● Your goal: Exactly the lines from the one with "Enumerate this screenshot's" through the end of the data below must be set down, and no pictures with them.
[The input — start]
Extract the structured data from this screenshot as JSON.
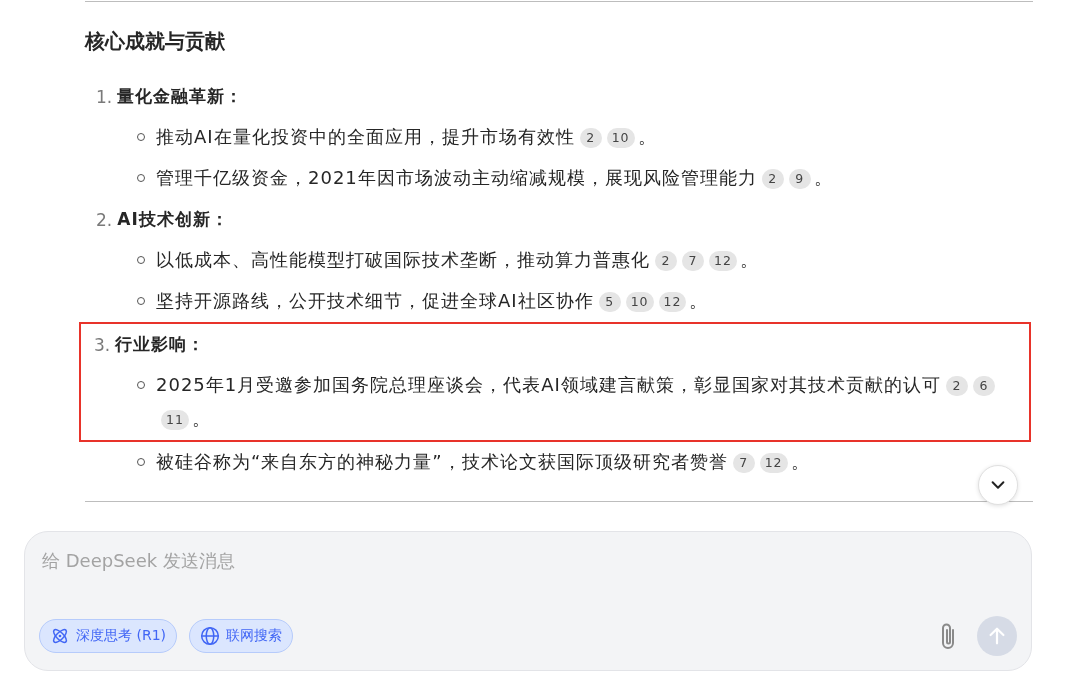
{
  "heading": "核心成就与贡献",
  "sections": [
    {
      "number": "1.",
      "title": "量化金融革新",
      "colon": "：",
      "highlighted": false,
      "points": [
        {
          "text": "推动AI在量化投资中的全面应用，提升市场有效性",
          "citations": [
            "2",
            "10"
          ],
          "end": "。",
          "highlighted": false
        },
        {
          "text": "管理千亿级资金，2021年因市场波动主动缩减规模，展现风险管理能力",
          "citations": [
            "2",
            "9"
          ],
          "end": "。",
          "highlighted": false
        }
      ]
    },
    {
      "number": "2.",
      "title": "AI技术创新",
      "colon": "：",
      "highlighted": false,
      "points": [
        {
          "text": "以低成本、高性能模型打破国际技术垄断，推动算力普惠化",
          "citations": [
            "2",
            "7",
            "12"
          ],
          "end": "。",
          "highlighted": false
        },
        {
          "text": "坚持开源路线，公开技术细节，促进全球AI社区协作",
          "citations": [
            "5",
            "10",
            "12"
          ],
          "end": "。",
          "highlighted": false
        }
      ]
    },
    {
      "number": "3.",
      "title": "行业影响",
      "colon": "：",
      "highlighted": true,
      "points": [
        {
          "text": "2025年1月受邀参加国务院总理座谈会，代表AI领域建言献策，彰显国家对其技术贡献的认可",
          "citations": [
            "2",
            "6",
            "11"
          ],
          "end": "。",
          "highlighted": true
        },
        {
          "text": "被硅谷称为“来自东方的神秘力量”，技术论文获国际顶级研究者赞誉",
          "citations": [
            "7",
            "12"
          ],
          "end": "。",
          "highlighted": false
        }
      ]
    }
  ],
  "composer": {
    "placeholder": "给 DeepSeek 发送消息",
    "toggles": [
      {
        "kind": "think",
        "label": "深度思考 (R1)",
        "selected": true
      },
      {
        "kind": "search",
        "label": "联网搜索",
        "selected": true
      }
    ],
    "send": {
      "disabled": true
    }
  }
}
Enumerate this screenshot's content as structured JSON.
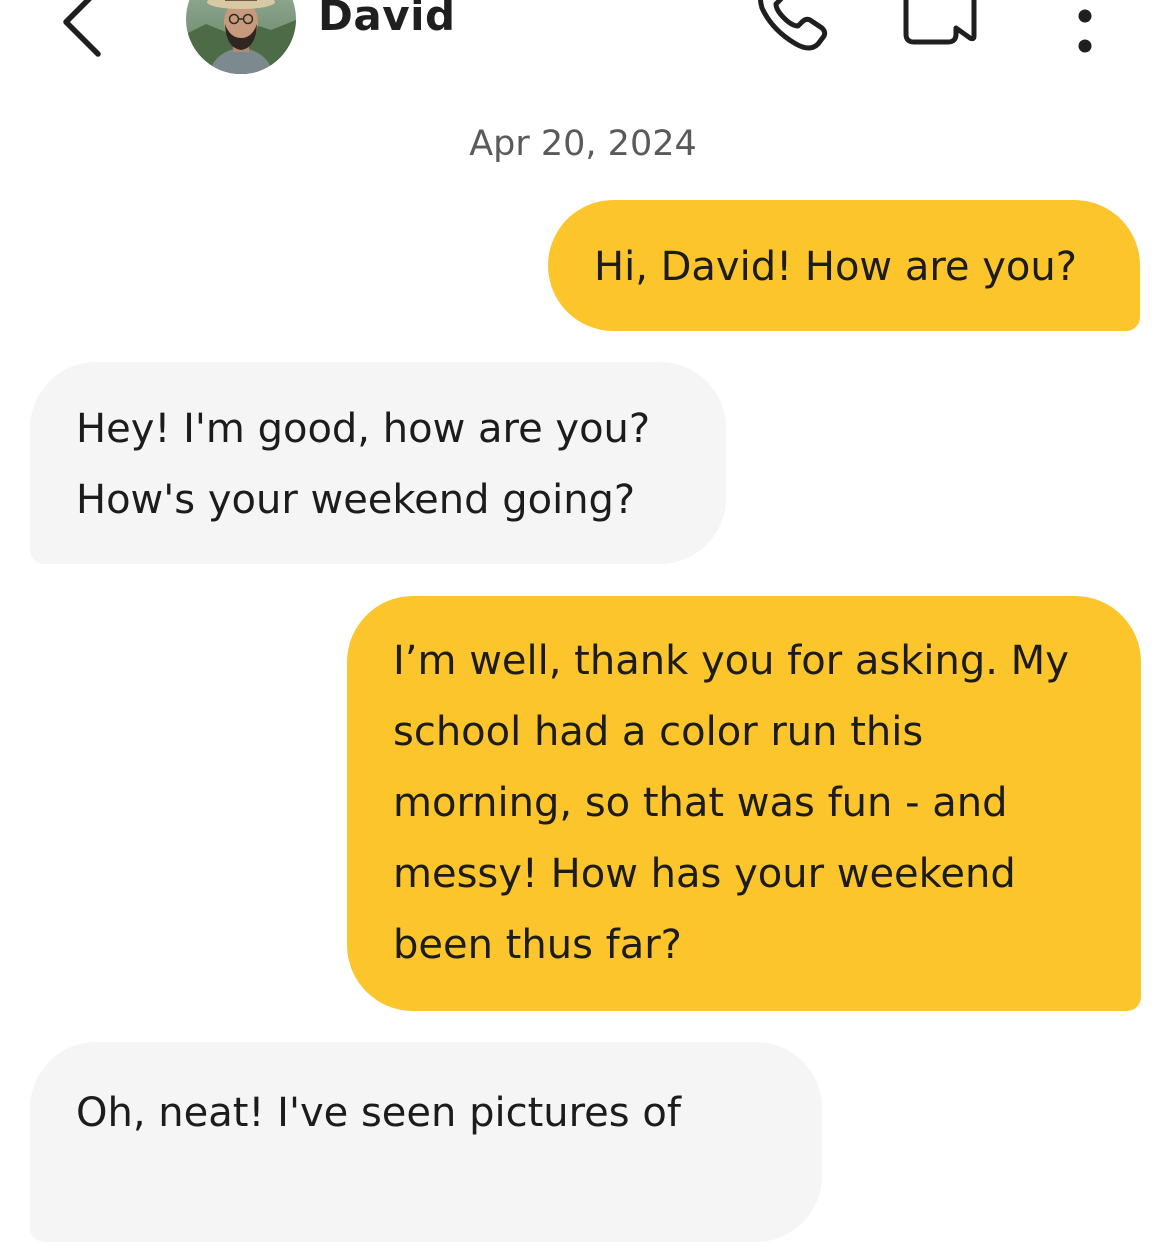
{
  "header": {
    "contact_name": "David",
    "icons": {
      "back": "chevron-left-icon",
      "call": "phone-icon",
      "video": "video-camera-icon",
      "more": "more-vertical-icon"
    }
  },
  "conversation": {
    "date": "Apr 20, 2024",
    "messages": [
      {
        "direction": "outgoing",
        "lines": [
          "Hi, David! How are you?"
        ]
      },
      {
        "direction": "incoming",
        "lines": [
          "Hey! I'm good, how are you?",
          "How's your weekend going?"
        ]
      },
      {
        "direction": "outgoing",
        "lines": [
          "I’m well, thank you for asking. My",
          "school had a color run this",
          "morning, so that was fun - and",
          "messy! How has your weekend",
          "been thus far?"
        ]
      },
      {
        "direction": "incoming",
        "lines": [
          "Oh, neat! I've seen pictures of"
        ]
      }
    ]
  },
  "colors": {
    "outgoing_bubble": "#fcc52c",
    "incoming_bubble": "#f5f5f5",
    "text": "#1c1c1c",
    "date_text": "#5a5a5a"
  }
}
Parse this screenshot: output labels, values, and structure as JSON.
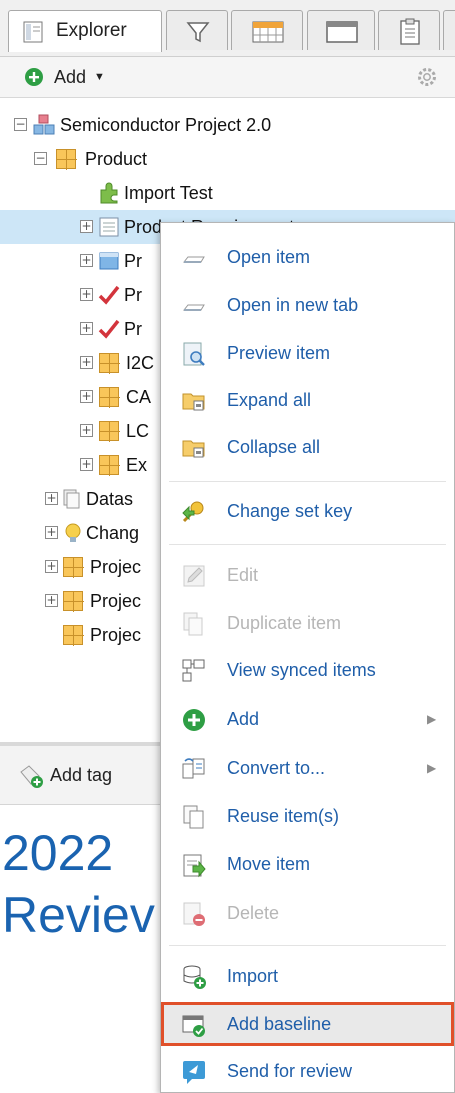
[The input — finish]
● Your solution:
Enumerate this screenshot's content as structured JSON.
{
  "header": {
    "contact_name": "David",
    "icons": {
      "back": "chevron-left-icon",
      "call": "phone-icon",
      "video": "video-camera-icon",
      "more": "more-vertical-icon"
    }
  },
  "conversation": {
    "date": "Apr 20, 2024",
    "messages": [
      {
        "direction": "outgoing",
        "lines": [
          "Hi, David! How are you?"
        ]
      },
      {
        "direction": "incoming",
        "lines": [
          "Hey! I'm good, how are you?",
          "How's your weekend going?"
        ]
      },
      {
        "direction": "outgoing",
        "lines": [
          "I’m well, thank you for asking. My",
          "school had a color run this",
          "morning, so that was fun - and",
          "messy! How has your weekend",
          "been thus far?"
        ]
      },
      {
        "direction": "incoming",
        "lines": [
          "Oh, neat! I've seen pictures of"
        ]
      }
    ]
  },
  "colors": {
    "outgoing_bubble": "#fcc52c",
    "incoming_bubble": "#f5f5f5",
    "text": "#1c1c1c",
    "date_text": "#5a5a5a"
  }
}
Parse this screenshot: output labels, values, and structure as JSON.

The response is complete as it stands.